It felt good to understand. When I understand, I find that I can be more intentional. And since I am no longer a baby, this intentionality is necessary.
Returning from the US to Mexico last Spring, the window seat next to me on the plane was empty until the moment just before the doors closed.
Then a woman was rushing through the aisle and making her way past my legs to plop herself down in her seat. The first thing I noticed was that she smelled really good. Then I saw her head of intricate and meticulous cornrows above a beautiful face the color of caramel.
She put her purse down on the floor, took a deep breath, slowly fastened her seat belt, and then turned to me.
She said: “This is my first time flying and I may get scared.” From the smile on her face, I guessed that she may also get really excited but before we could test that theory the plane was taking off and she was holding onto my hand really tight with her nose right on the glass. I was not sure she was breathing.

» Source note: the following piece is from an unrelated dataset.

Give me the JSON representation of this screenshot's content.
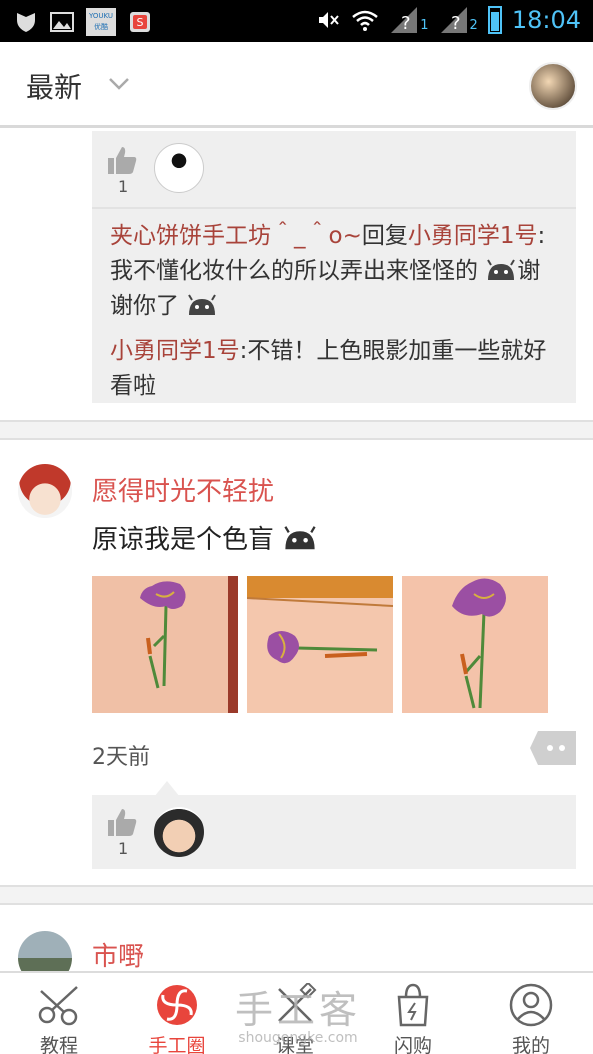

After a few minutes, the plane stopped climbing, she resumed breathing and we talked. She was flying for the first time for a job interview. She was above the clouds and she couldn’t believe that there we were, sitting in our comfy chairs and FLYING.
This is something I have thought of many times before while traveling, especially when hearing other travelers complain about the lines, the waiting. There have been times when I wanted to take a megaphone and ask: “People, do you know what is about to happen? We are about to sit down on a chair, drink a coke while we FLY ACROSS THE SKY! Do you get this? Do you really get this?”
My traveling companion, she got this. She was very much ALIVE.
And so, through her eyes, I got to fly for the first time too. Maybe not completely, certainly not like she did, but I felt it. The awe, the tiny bit of fear, the amazement. The first time. I was so grateful to her for taking me along with her. She was grateful for my hand in hers as we landed.
A few days ago I was having a phone conversation with a friend about this and she served me an extra bit of goodness to add to this rich dish. She said: “And you know, I think that we can also do something we have done a hundred times in a new way and therefore tap into the First Time.” I love this reminder. Take a new road home, sit on another chair at dinner tonight, switch sides of the bed, try a new vegetable, watch a new genre of movie…
So now it’s my turn to ask you The Provocative Question: “When was the last time you did something for the first time?
SCARED OF THE SACRED